I often try and remember any conversations of substance I ever had with mother. I can’t think of one time when I had my mother’s undivided attention except on three occasions. 1) I was six and she went to school to eviscerate a teacher who hit my knee with a ruler; 2) when I sliced my lower leg open closing the car door and she, normally excitable, calmly rushed me to the nearby hospital for stitches; and 3) when the FBI dropped by our house to tell my parents I was a Russian spy. That’s a story for another time.
Unfortunately, that didn’t mean I was ignored! To the contrary! Had my mother focused one minute more on me, I’d be in a straitjacket today. But it wasn’t the kind of attention I wanted or needed. Since she had no real life outside of work, she wanted me to live the life she didn’t get to live.
Until I was married at twenty-five, I believed I’d have four children. I love children. I’m good with children. I’m actually my happiest in the presence of children. My friends were all having babies and I was ready. In fact, I was obsessed. I had begun therapy and my therapist suggested I might want to put the baby on hold until I figure out what I wanted.

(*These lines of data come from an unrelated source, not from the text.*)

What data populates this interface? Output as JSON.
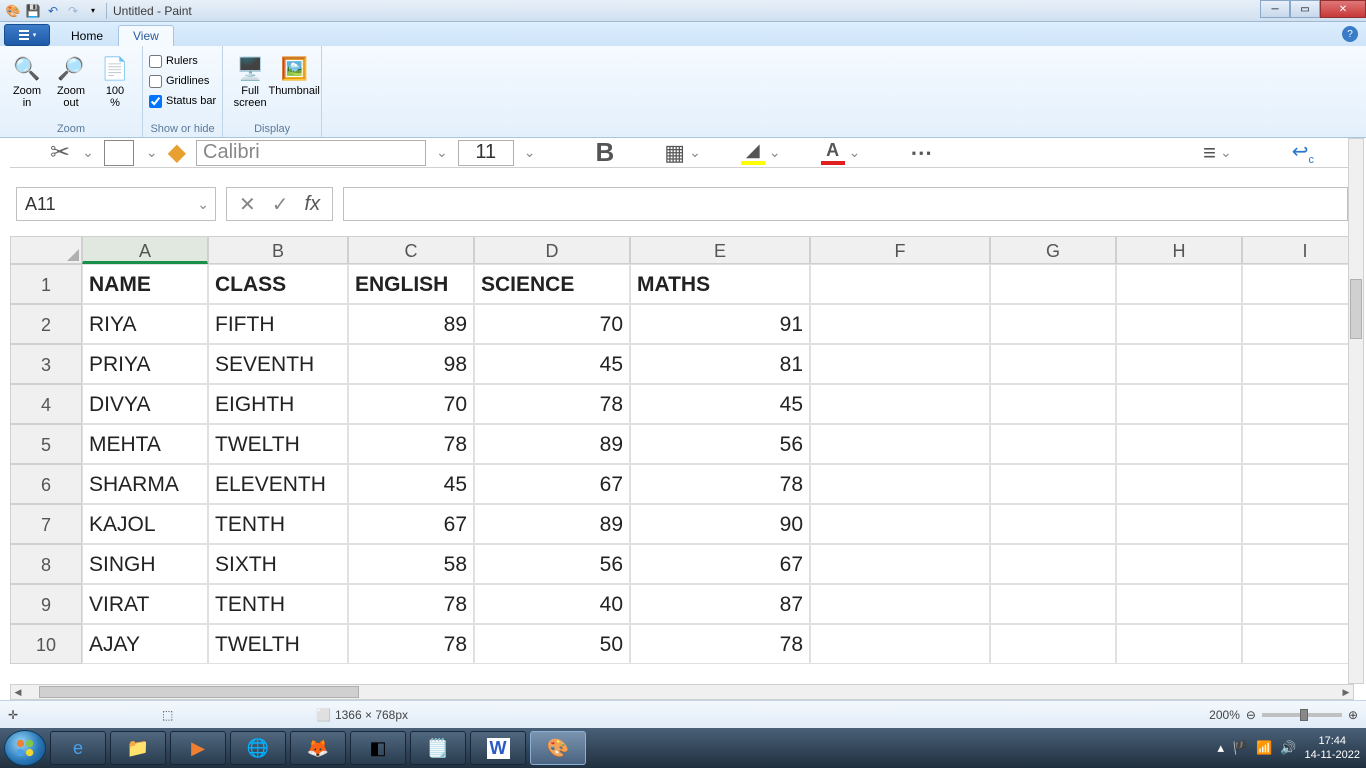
{
  "titlebar": {
    "title": "Untitled - Paint"
  },
  "tabs": {
    "home": "Home",
    "view": "View"
  },
  "ribbon": {
    "zoom": {
      "in": "Zoom\nin",
      "out": "Zoom\nout",
      "hundred": "100\n%",
      "group": "Zoom"
    },
    "showhide": {
      "rulers": "Rulers",
      "gridlines": "Gridlines",
      "statusbar": "Status bar",
      "group": "Show or hide"
    },
    "display": {
      "full": "Full\nscreen",
      "thumb": "Thumbnail",
      "group": "Display"
    }
  },
  "excel": {
    "font_name": "Calibri",
    "font_size": "11",
    "name_box": "A11",
    "columns": [
      "A",
      "B",
      "C",
      "D",
      "E",
      "F",
      "G",
      "H",
      "I"
    ],
    "headers": [
      "NAME",
      "CLASS",
      "ENGLISH",
      "SCIENCE",
      "MATHS"
    ],
    "rows": [
      {
        "n": "1"
      },
      {
        "n": "2",
        "name": "RIYA",
        "class": "FIFTH",
        "eng": "89",
        "sci": "70",
        "math": "91"
      },
      {
        "n": "3",
        "name": "PRIYA",
        "class": "SEVENTH",
        "eng": "98",
        "sci": "45",
        "math": "81"
      },
      {
        "n": "4",
        "name": "DIVYA",
        "class": "EIGHTH",
        "eng": "70",
        "sci": "78",
        "math": "45"
      },
      {
        "n": "5",
        "name": "MEHTA",
        "class": "TWELTH",
        "eng": "78",
        "sci": "89",
        "math": "56"
      },
      {
        "n": "6",
        "name": "SHARMA",
        "class": "ELEVENTH",
        "eng": "45",
        "sci": "67",
        "math": "78"
      },
      {
        "n": "7",
        "name": "KAJOL",
        "class": "TENTH",
        "eng": "67",
        "sci": "89",
        "math": "90"
      },
      {
        "n": "8",
        "name": "SINGH",
        "class": "SIXTH",
        "eng": "58",
        "sci": "56",
        "math": "67"
      },
      {
        "n": "9",
        "name": "VIRAT",
        "class": "TENTH",
        "eng": "78",
        "sci": "40",
        "math": "87"
      },
      {
        "n": "10",
        "name": "AJAY",
        "class": "TWELTH",
        "eng": "78",
        "sci": "50",
        "math": "78"
      }
    ]
  },
  "status": {
    "canvas_size": "1366 × 768px",
    "zoom": "200%"
  },
  "tray": {
    "time": "17:44",
    "date": "14-11-2022"
  }
}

What I wanted? I wanted children! I sobbed. But I was paying a lot of money for therapy, and, I still had time before the clock started to run out my ability to get pregnant.
Then something unexpected happened. While trying to figure out who I was, I stumbled into writing. A total accident. Never even had so much as a fantasy of being a writer. But my decision to pursue it as a career changed every aspect of life. Nothing more profound than my desire for children. Writing quickly superseded that desire. I still wanted children but my growing ambition for a successful writing career began to overshadow that desire.
How would children fit in with my career goals? Even one, let alone four! I feared I’d be the kind of mother my mother was. Not because we shared DNA. Rather, I witnessed what it was like to be torn between motherhood and career. For the first time in my adult life, I was experiencing an overwhelming desire for self-accomplishment. And if I had children, I knew I couldn’t be certain I wouldn’t be like my own mother. And I wasn’t willing to take that risk. I don’t regret my choice.
Women are continually evaluated and judged on their maternal attributes even if we don’t have children! It’s” selfish” as the Pope recently reminded us, not to bring children into the world. It's our job! Apparently, he hasn’t noticed women no longer come in “one size fits all.”
But it took a pandemic to shine a light on the vast inequity between fathers and mother in the home and family department. Men weren’t quitting their jobs to take care of the kids! I read somewhere when a husband asks a wife what he should be doing, “it says it all.” Doubtful he’d ask his boss the same question.
The “crushing responsibility” of children remains primarily on women. Having grown up with my mother I witnessed how truly difficult it is to have “it all.” The more I understood about my own upbringing, the clearer it became that I didn’t want to be torn between my children and my career. I didn’t think it would be fair to a child. And I know I made the right decision. Even now, long after the age when people said I’d regret not having children, I often think I dodged a bullet. I wouldn’t have been the mother my children would've deserved.
The portrayal of a woman’s conflict between children and self-realization has rarely been as intelligently explored in film as it is in The Lost Daughter. Gyllenhaal’s writing displays a wisdom and maturity that exceeds her experience behind the camera. It represents the kind of writing largely absent from American films today. The Lost Daughter is a revelation on every level.